Supporting decision-making before accessing pension savings

The simpler annual pension statement introduced by the Government will require schemes to show information to members in a consistent way across the industry. We welcome the simpler annual pension statement and believe it will be particularly beneficial to people with many pension pots.

The Government has also stated its intention to introduce a pension statement season, which would be a short period each year when schemes were required to send savers annual pension statements. We are not convinced that the gains from a statement season will justify the complexity of introducing it. In our view, the measure is at best a stopgap until pension dashboards are available. Given the likely cost and disruption to the industry, we recommend that the Government be prepared to adapt or drop its proposal for a pension statement season if the benefits cannot be robustly demonstrated.

The midlife MOT is free support for people in their 40s, 50s and 60s to make plans about work, wellbeing and money. We welcome the principle of a midlife MOT, but believe that the policy is not yet providing the support envisaged for most savers. For the “my money” part of the midlife MOT, we recommend that the Department for Work and Pensions, supported by the Money and Pensions Service, undertakes research to improve the proposal.

Wider government policy

We support the Government’s intention to make pensions simpler. Recent policy changes to the normal minimum pension age have highlighted the difficulties of achieving this and we are disappointed that these changes have made making decisions about accessing pensions even more difficult. Savers take a working lifetime to build up pension savings, through many changes of policy and government. We urge the Government to do everything in its power to ensure that future changes do not bake additional complexity into the system for decades to come. Where additional complexity is inescapable, we recommend that any Government consults early, thoroughly and aims to achieve cross-party consensus.
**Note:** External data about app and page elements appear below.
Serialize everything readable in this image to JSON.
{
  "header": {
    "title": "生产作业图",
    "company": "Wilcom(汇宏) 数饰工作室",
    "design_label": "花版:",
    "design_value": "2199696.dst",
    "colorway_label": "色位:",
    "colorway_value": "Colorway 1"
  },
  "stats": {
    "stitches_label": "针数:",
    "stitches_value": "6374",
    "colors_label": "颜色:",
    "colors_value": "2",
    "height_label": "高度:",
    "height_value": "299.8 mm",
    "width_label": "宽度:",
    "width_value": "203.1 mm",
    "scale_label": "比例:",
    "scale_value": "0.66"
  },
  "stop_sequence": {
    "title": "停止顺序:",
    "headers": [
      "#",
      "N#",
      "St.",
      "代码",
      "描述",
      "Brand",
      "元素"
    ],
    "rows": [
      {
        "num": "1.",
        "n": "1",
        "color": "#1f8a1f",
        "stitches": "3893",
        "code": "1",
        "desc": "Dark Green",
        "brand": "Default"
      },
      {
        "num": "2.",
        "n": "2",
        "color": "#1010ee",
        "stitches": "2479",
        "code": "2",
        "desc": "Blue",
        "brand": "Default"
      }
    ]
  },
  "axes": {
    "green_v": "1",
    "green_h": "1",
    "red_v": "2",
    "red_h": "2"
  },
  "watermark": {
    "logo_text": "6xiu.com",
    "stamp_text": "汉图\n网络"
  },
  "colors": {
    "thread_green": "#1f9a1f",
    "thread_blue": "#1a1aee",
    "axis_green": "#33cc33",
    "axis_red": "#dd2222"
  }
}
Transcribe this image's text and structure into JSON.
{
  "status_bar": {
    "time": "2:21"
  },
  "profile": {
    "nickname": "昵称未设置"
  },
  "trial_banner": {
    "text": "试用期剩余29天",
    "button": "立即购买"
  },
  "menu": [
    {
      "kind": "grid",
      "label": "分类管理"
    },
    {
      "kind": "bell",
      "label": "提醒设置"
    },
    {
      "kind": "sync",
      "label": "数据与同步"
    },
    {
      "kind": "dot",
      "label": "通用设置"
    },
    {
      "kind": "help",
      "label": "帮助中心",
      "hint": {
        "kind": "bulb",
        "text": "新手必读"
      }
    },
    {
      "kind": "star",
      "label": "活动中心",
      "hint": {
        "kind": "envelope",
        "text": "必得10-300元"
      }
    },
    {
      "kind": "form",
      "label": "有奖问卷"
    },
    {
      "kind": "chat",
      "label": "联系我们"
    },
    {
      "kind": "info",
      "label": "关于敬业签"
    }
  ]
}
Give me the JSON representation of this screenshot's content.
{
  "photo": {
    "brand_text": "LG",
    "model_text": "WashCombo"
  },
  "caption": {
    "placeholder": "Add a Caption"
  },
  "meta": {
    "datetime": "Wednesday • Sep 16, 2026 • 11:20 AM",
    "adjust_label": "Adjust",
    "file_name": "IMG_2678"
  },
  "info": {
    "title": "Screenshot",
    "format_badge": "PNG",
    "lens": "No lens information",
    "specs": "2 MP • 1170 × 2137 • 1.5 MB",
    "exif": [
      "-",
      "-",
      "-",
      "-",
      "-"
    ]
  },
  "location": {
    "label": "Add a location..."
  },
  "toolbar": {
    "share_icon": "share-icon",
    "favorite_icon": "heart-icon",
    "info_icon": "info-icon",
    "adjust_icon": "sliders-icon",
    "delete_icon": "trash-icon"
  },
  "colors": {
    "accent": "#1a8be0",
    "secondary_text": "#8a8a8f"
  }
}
The Government, regulators and the Money and Pensions Service are introducing multiple policy interventions to support the pension freedoms. Six years on there remains no framework against which to evaluate the success of the freedoms or make judgements about the need for—or effectiveness of—support interventions. Our predecessor Committees have asked three times for the Government to improve its monitoring and reporting on the progress of the pension freedoms. We recommend that the Department for Work and Pensions and the Treasury jointly produce an annual assessment evaluating these measures holistically. We would expect several of the recommendations we have made in this report to appear in that publication.